What part did protecting the environment play in choosing the salt-dredging option?

It did play a role, and there was also a report from experts that was carried out by the government's Dead Sea Preservation Government Company in which the environmental implications were examined. I'll say more than that: The fact that Gilad Erdan joined me on this issue establishes an important principle and a precedent - and that is that from now on, economic development cannot be opposed to environmental considerations. That is true of the Dead Sea and of all areas of the country.

What is your position on plans by the Dead Sea Works to set up another industrial pool north of the hotel area?

We have no position either for or against. If, after the discussions by all the sides involved, it is decided that the pool must be set up, we will examine whether it is possible to include tourist activities next to the pool, since we will be talking about another body of water in the area.

Assuming that your proposal is put into effect, what kind of tourism development do you expect to see in the area?

The last time the area was developed for tourism was in 1985, when the hotels were built and the area was designated a national priority zone and received money for developing the land. Since then the grants have stopped, the Dead Sea is no longer in a national priority zone, and we have been left with old hotels. Entrepreneurs don't come to the area and it doesn't have tourist attractions. The area has remained desolate and neglected.

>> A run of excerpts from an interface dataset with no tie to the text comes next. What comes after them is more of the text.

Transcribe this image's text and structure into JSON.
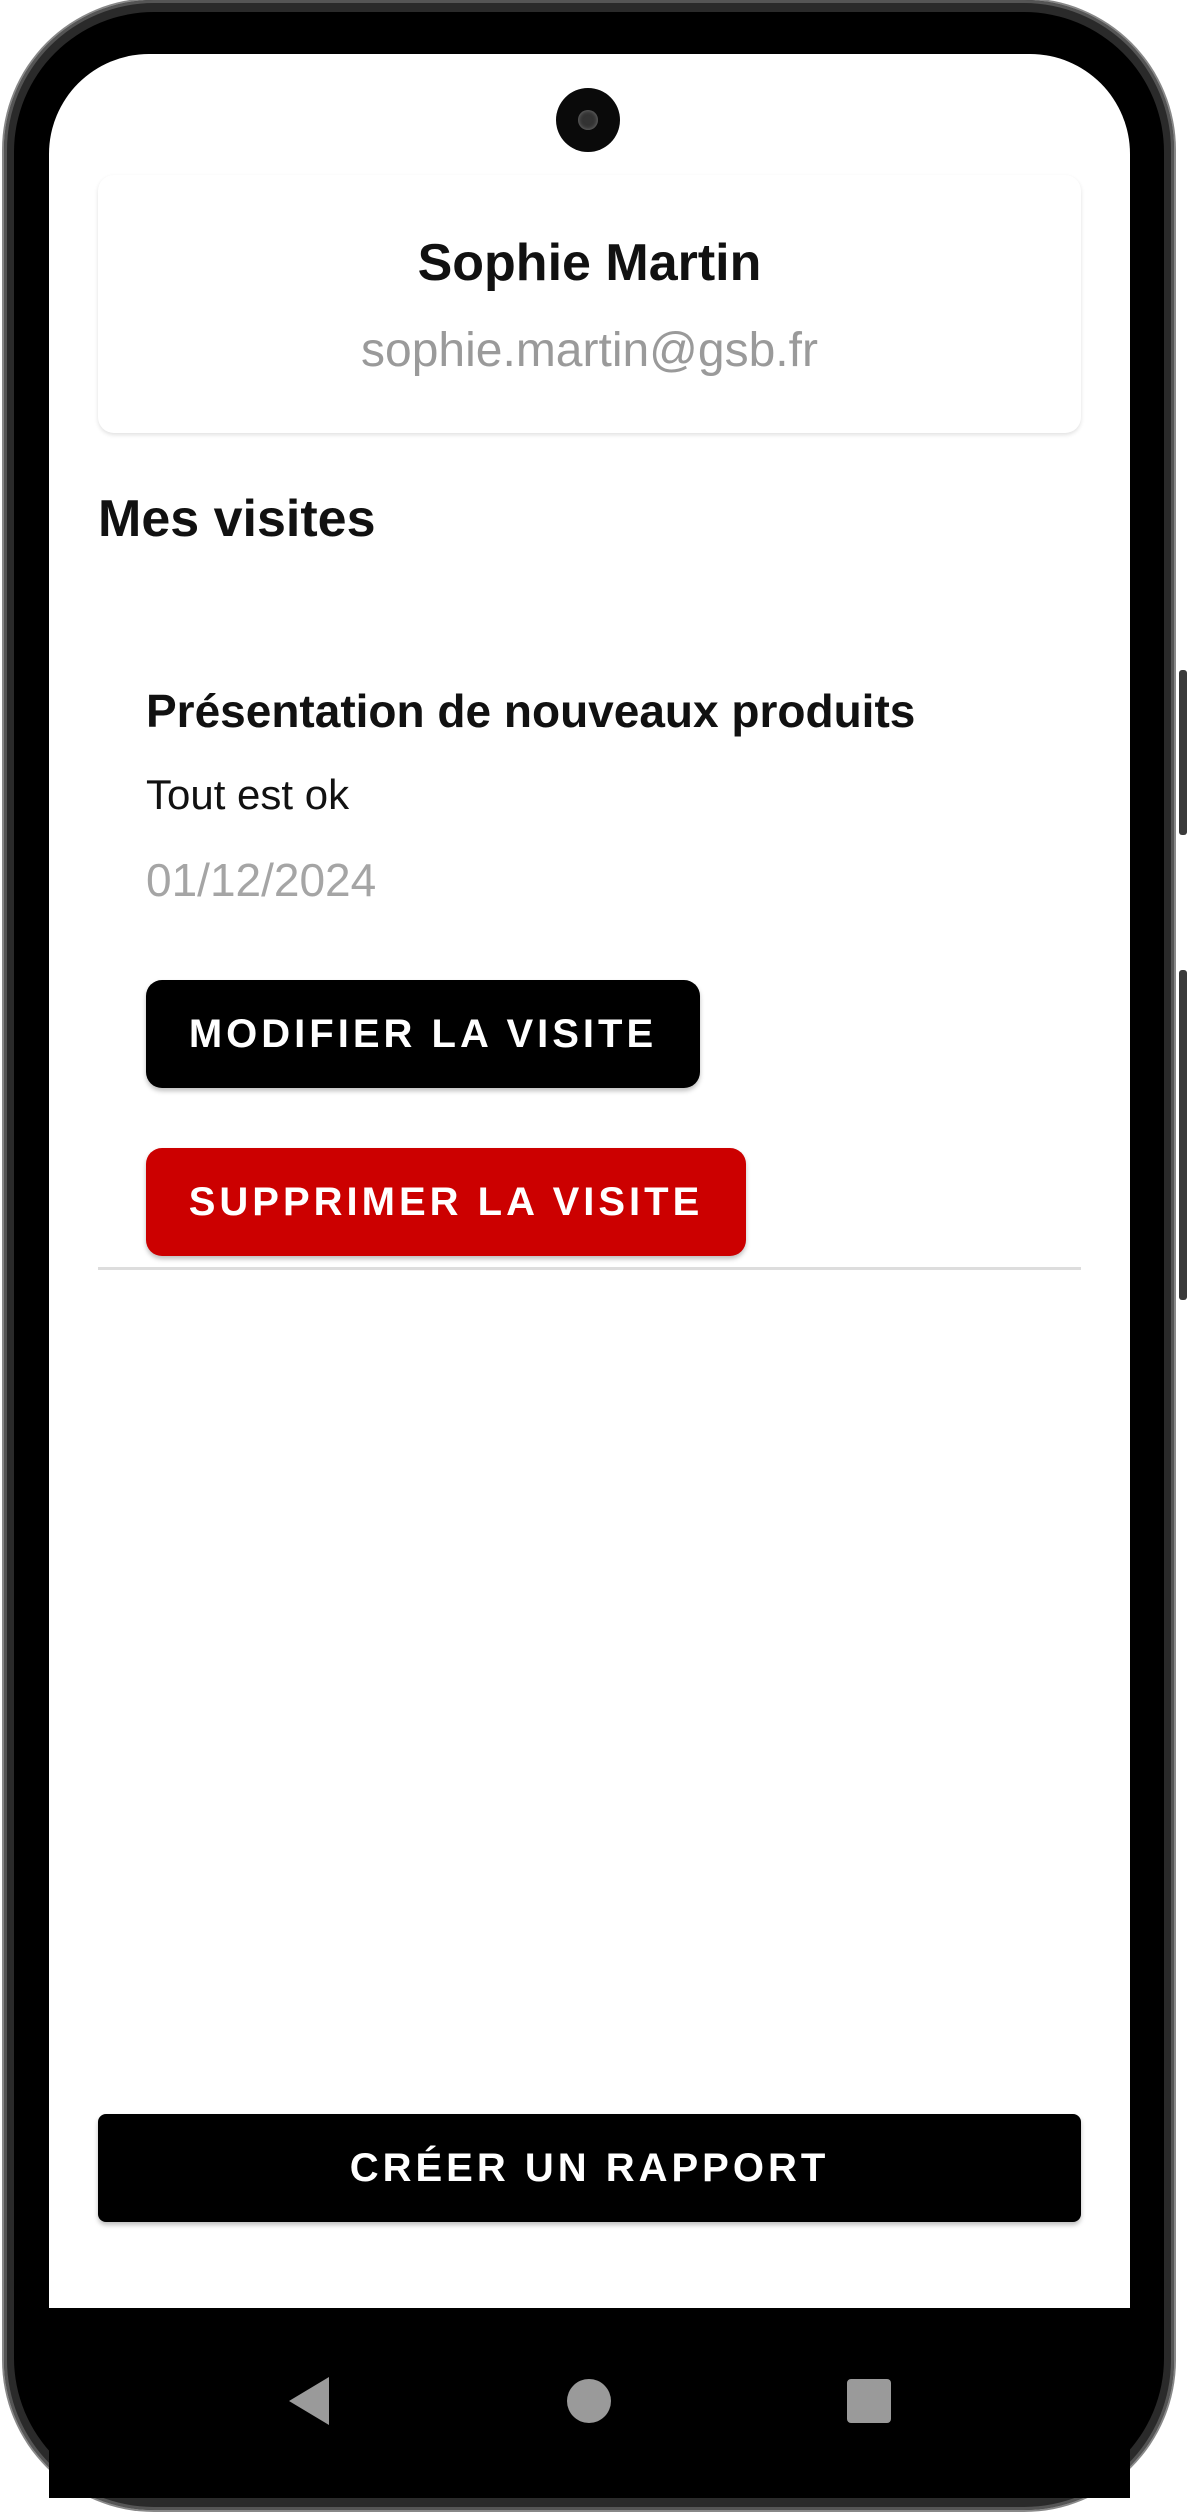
{
  "profile": {
    "name": "Sophie Martin",
    "email": "sophie.martin@gsb.fr"
  },
  "visits_section": {
    "title": "Mes visites",
    "items": [
      {
        "title": "Présentation de nouveaux produits",
        "description": "Tout est ok",
        "date": "01/12/2024",
        "edit_label": "MODIFIER LA VISITE",
        "delete_label": "SUPPRIMER LA VISITE"
      }
    ]
  },
  "actions": {
    "create_report_label": "CRÉER UN RAPPORT"
  },
  "nav_bar": {
    "back_icon": "back-triangle-icon",
    "home_icon": "home-circle-icon",
    "recents_icon": "recents-square-icon"
  },
  "colors": {
    "primary_button": "#000000",
    "danger_button": "#cc0000",
    "muted_text": "#9a9a9a"
  }
}
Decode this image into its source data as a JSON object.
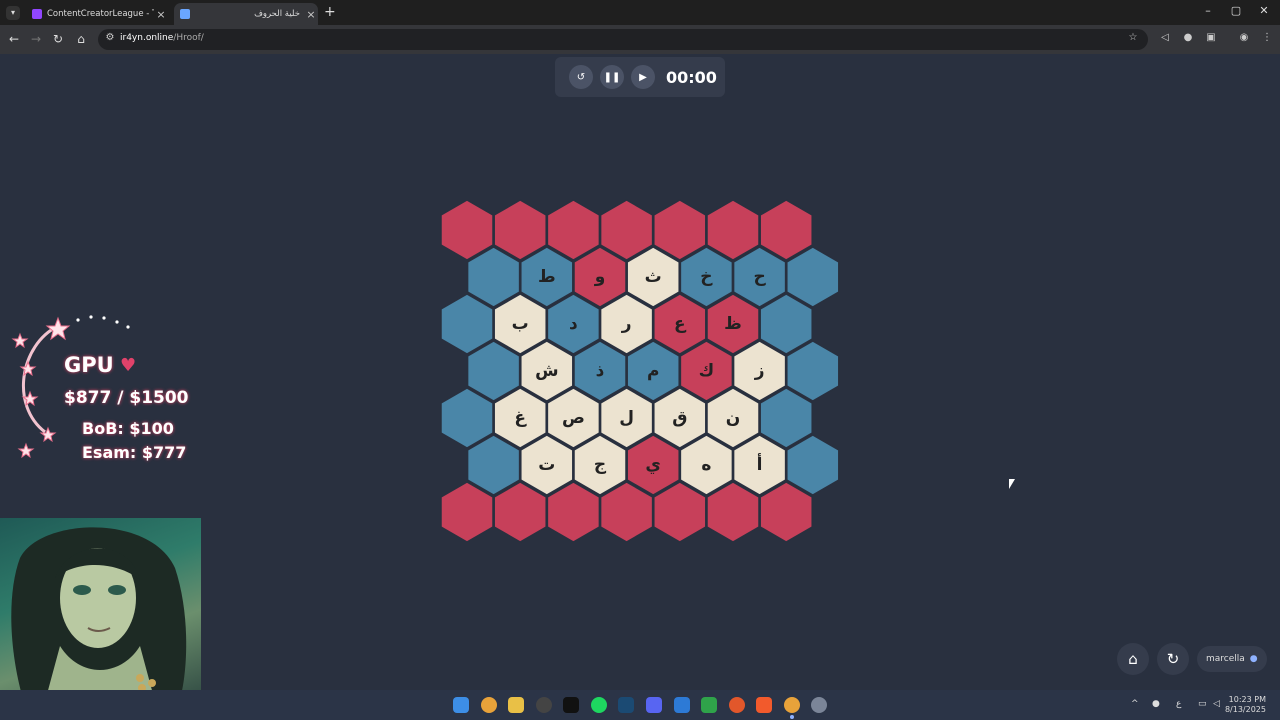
{
  "browser": {
    "tabs": [
      {
        "title": "ContentCreatorLeague - Twitch",
        "active": false,
        "favicon_color": "#9146ff"
      },
      {
        "title": "خلية الحروف",
        "active": true,
        "favicon_color": "#6aa6ff"
      }
    ],
    "url_domain": "ir4yn.online",
    "url_path": "/Hroof/"
  },
  "timer": {
    "display": "00:00"
  },
  "board": {
    "colors": {
      "red": "#c7405a",
      "blue": "#4a86a8",
      "cream": "#ece3d0"
    },
    "rows": [
      [
        {
          "c": "red"
        },
        {
          "c": "red"
        },
        {
          "c": "red"
        },
        {
          "c": "red"
        },
        {
          "c": "red"
        },
        {
          "c": "red"
        },
        {
          "c": "red"
        }
      ],
      [
        {
          "c": "blue"
        },
        {
          "c": "blue",
          "l": "ط"
        },
        {
          "c": "red",
          "l": "و"
        },
        {
          "c": "cream",
          "l": "ث"
        },
        {
          "c": "blue",
          "l": "خ"
        },
        {
          "c": "blue",
          "l": "ح"
        },
        {
          "c": "blue"
        }
      ],
      [
        {
          "c": "blue"
        },
        {
          "c": "cream",
          "l": "ب"
        },
        {
          "c": "blue",
          "l": "د"
        },
        {
          "c": "cream",
          "l": "ر"
        },
        {
          "c": "red",
          "l": "ع"
        },
        {
          "c": "red",
          "l": "ظ"
        },
        {
          "c": "blue"
        }
      ],
      [
        {
          "c": "blue"
        },
        {
          "c": "cream",
          "l": "ش"
        },
        {
          "c": "blue",
          "l": "ذ"
        },
        {
          "c": "blue",
          "l": "م"
        },
        {
          "c": "red",
          "l": "ك"
        },
        {
          "c": "cream",
          "l": "ز"
        },
        {
          "c": "blue"
        }
      ],
      [
        {
          "c": "blue"
        },
        {
          "c": "cream",
          "l": "غ"
        },
        {
          "c": "cream",
          "l": "ص"
        },
        {
          "c": "cream",
          "l": "ل"
        },
        {
          "c": "cream",
          "l": "ق"
        },
        {
          "c": "cream",
          "l": "ن"
        },
        {
          "c": "blue"
        }
      ],
      [
        {
          "c": "blue"
        },
        {
          "c": "cream",
          "l": "ت"
        },
        {
          "c": "cream",
          "l": "ج"
        },
        {
          "c": "red",
          "l": "ي"
        },
        {
          "c": "cream",
          "l": "ه"
        },
        {
          "c": "cream",
          "l": "أ"
        },
        {
          "c": "blue"
        }
      ],
      [
        {
          "c": "red"
        },
        {
          "c": "red"
        },
        {
          "c": "red"
        },
        {
          "c": "red"
        },
        {
          "c": "red"
        },
        {
          "c": "red"
        },
        {
          "c": "red"
        }
      ]
    ]
  },
  "stream_overlay": {
    "gpu_label": "GPU",
    "gpu_amount": "$877 / $1500",
    "donor1": "BoB: $100",
    "donor2": "Esam: $777"
  },
  "user": {
    "name": "marcella"
  },
  "taskbar": {
    "time": "10:23 PM",
    "date": "8/13/2025",
    "apps": [
      "windows",
      "chrome",
      "explorer",
      "obs",
      "tiktok",
      "spotify",
      "steam",
      "discord",
      "app-blue",
      "app-green",
      "app-orange",
      "brave",
      "chrome-active",
      "settings"
    ]
  }
}
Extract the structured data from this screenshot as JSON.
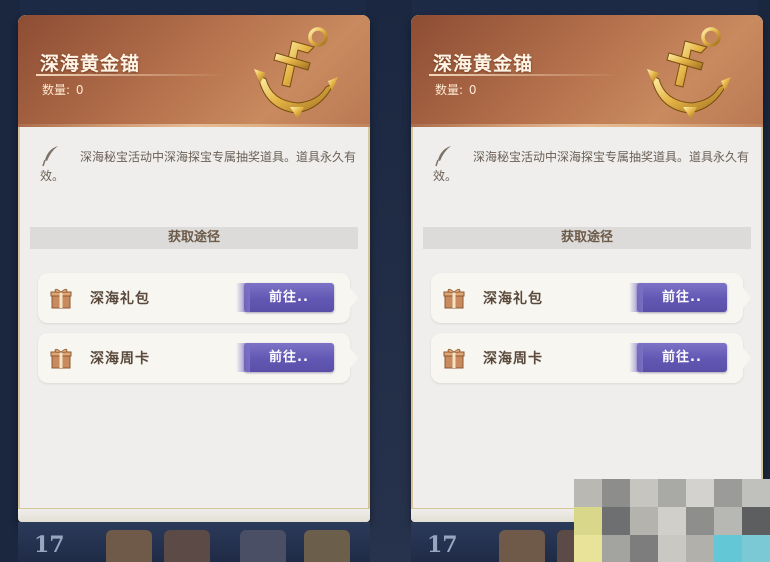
{
  "panels": [
    {
      "item_name": "深海黄金锚",
      "quantity_label": "数量:",
      "quantity_value": "0",
      "description": "深海秘宝活动中深海探宝专属抽奖道具。道具永久有效。",
      "section_title": "获取途径",
      "routes": [
        {
          "label": "深海礼包",
          "button": "前往.."
        },
        {
          "label": "深海周卡",
          "button": "前往.."
        }
      ],
      "bottom_number": "17"
    },
    {
      "item_name": "深海黄金锚",
      "quantity_label": "数量:",
      "quantity_value": "0",
      "description": "深海秘宝活动中深海探宝专属抽奖道具。道具永久有效。",
      "section_title": "获取途径",
      "routes": [
        {
          "label": "深海礼包",
          "button": "前往.."
        },
        {
          "label": "深海周卡",
          "button": "前往.."
        }
      ],
      "bottom_number": "17"
    }
  ],
  "icons": {
    "item": "gold-anchor-icon",
    "description": "quill-icon",
    "route": "gift-box-icon"
  },
  "colors": {
    "header": "#b4704c",
    "button": "#6257b3",
    "panel_bg": "#efeeec",
    "section_bar": "#dcdbd9"
  }
}
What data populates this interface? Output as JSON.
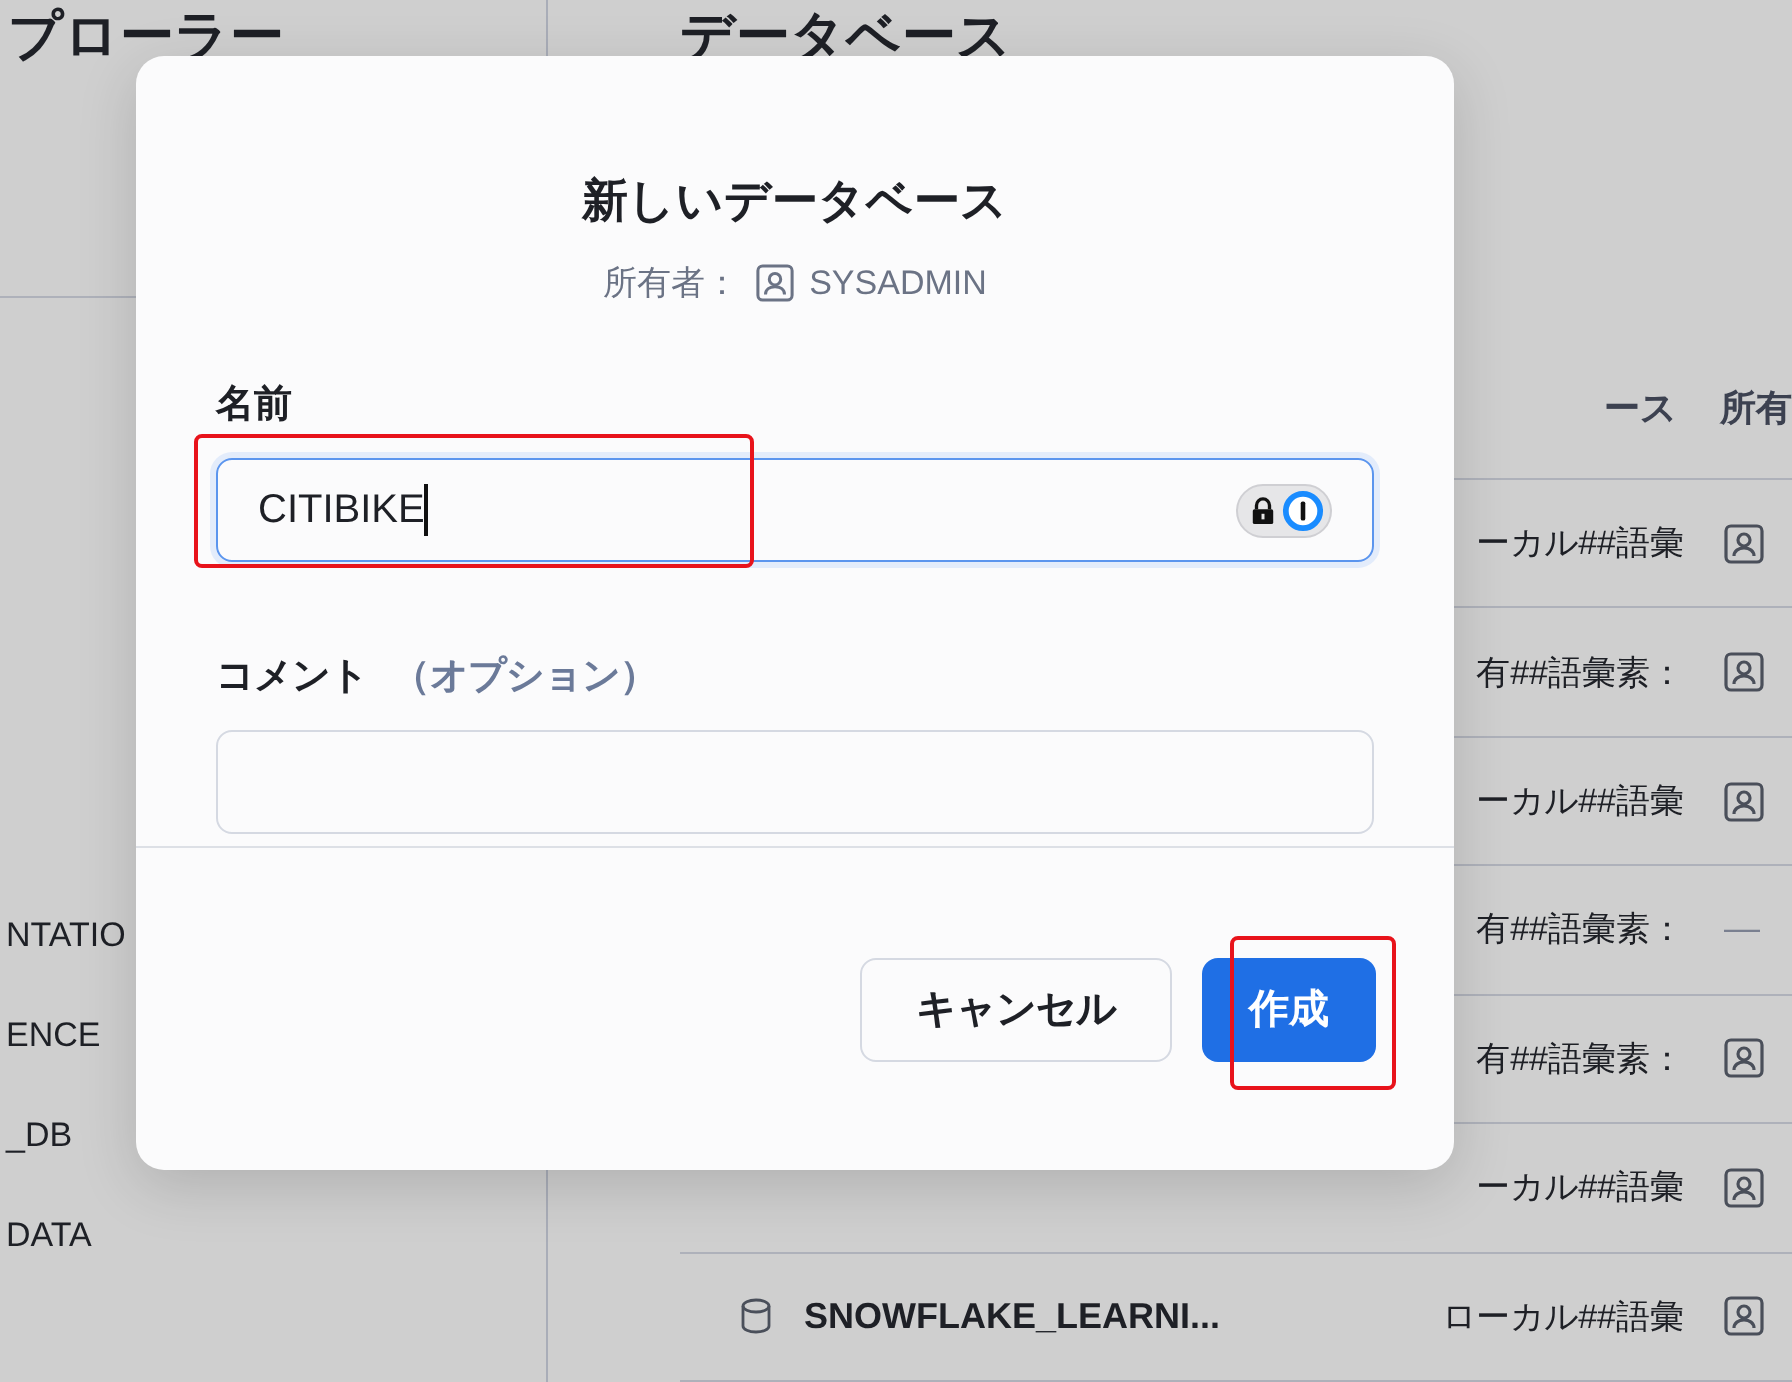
{
  "background": {
    "sidebar": {
      "title": "プローラー",
      "items": [
        "NTATIO",
        "ENCE",
        "_DB",
        "DATA"
      ]
    },
    "main": {
      "title": "データベース",
      "columns": [
        "ース",
        "所有"
      ],
      "rows": [
        {
          "column_2": "ーカル##語彙",
          "owner": {
            "kind": "user"
          }
        },
        {
          "column_2": "有##語彙素：",
          "owner": {
            "kind": "user"
          }
        },
        {
          "column_2": "ーカル##語彙",
          "owner": {
            "kind": "user"
          }
        },
        {
          "column_2": "有##語彙素：",
          "owner": {
            "kind": "text",
            "text": "—"
          }
        },
        {
          "column_2": "有##語彙素：",
          "owner": {
            "kind": "user"
          }
        },
        {
          "column_2": "ーカル##語彙",
          "owner": {
            "kind": "user"
          }
        },
        {
          "name": "SNOWFLAKE_LEARNI...",
          "column_2": "ローカル##語彙",
          "owner": {
            "kind": "user"
          }
        }
      ]
    }
  },
  "dialog": {
    "title": "新しいデータベース",
    "owner_label": "所有者：",
    "owner": "SYSADMIN",
    "fields": [
      {
        "label": "名前",
        "value": "CITIBIKE",
        "focused": true,
        "annotated": true
      },
      {
        "label": "コメント",
        "label_note": "（オプション）",
        "focused": false,
        "annotated": false
      }
    ],
    "buttons": [
      {
        "label": "キャンセル",
        "kind": "secondary",
        "annotated": false
      },
      {
        "label": "作成",
        "kind": "primary",
        "annotated": true
      }
    ]
  }
}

The fund we have set up could break the vicious cycle and, together with including the Dead Sea as a national priority zone, could draw entrepreneurs and new tourist attractions, and open up commercial centers and restaurants. People will spend money outside the hotels as well and the tourism will not be limited to medical tourism.

Didn't you contribute to the area's poor image when you described it in such gloomy terms at the news conference you held with Erdan?

One of the best things that has happened in recent times is that a public discourse about the Dead Sea has begun, as a result of the flooding. I also held off on my decision about harvesting the salt a little longer so that a debate could be held. I also said Eilat was a boring place; that gave rise to a public discussion, and now we are investing in the town. I expressed myself in sharp terms about the Dead Sea, but I did so out of pain because of the tourism situation now. But I'm doing things, and I think that the solution we proposed can change the situation.

What is Israel's tourism policy for the northern part of the Dead Sea, an area that lies beyond the Green Line and is not under Israeli sovereignty?

We are very cautious about construction there and try not to change the situation on the ground. There are no hotels and tourism infrastructure there, even though it's an area with amazing beaches that have maintained their wild character. It is heartbreaking that we can't develop the area, but even though I don't believe that the peace negotiations have much chance of success, I will not create facts there that could harm the faint chance that the talks will indeed succeed.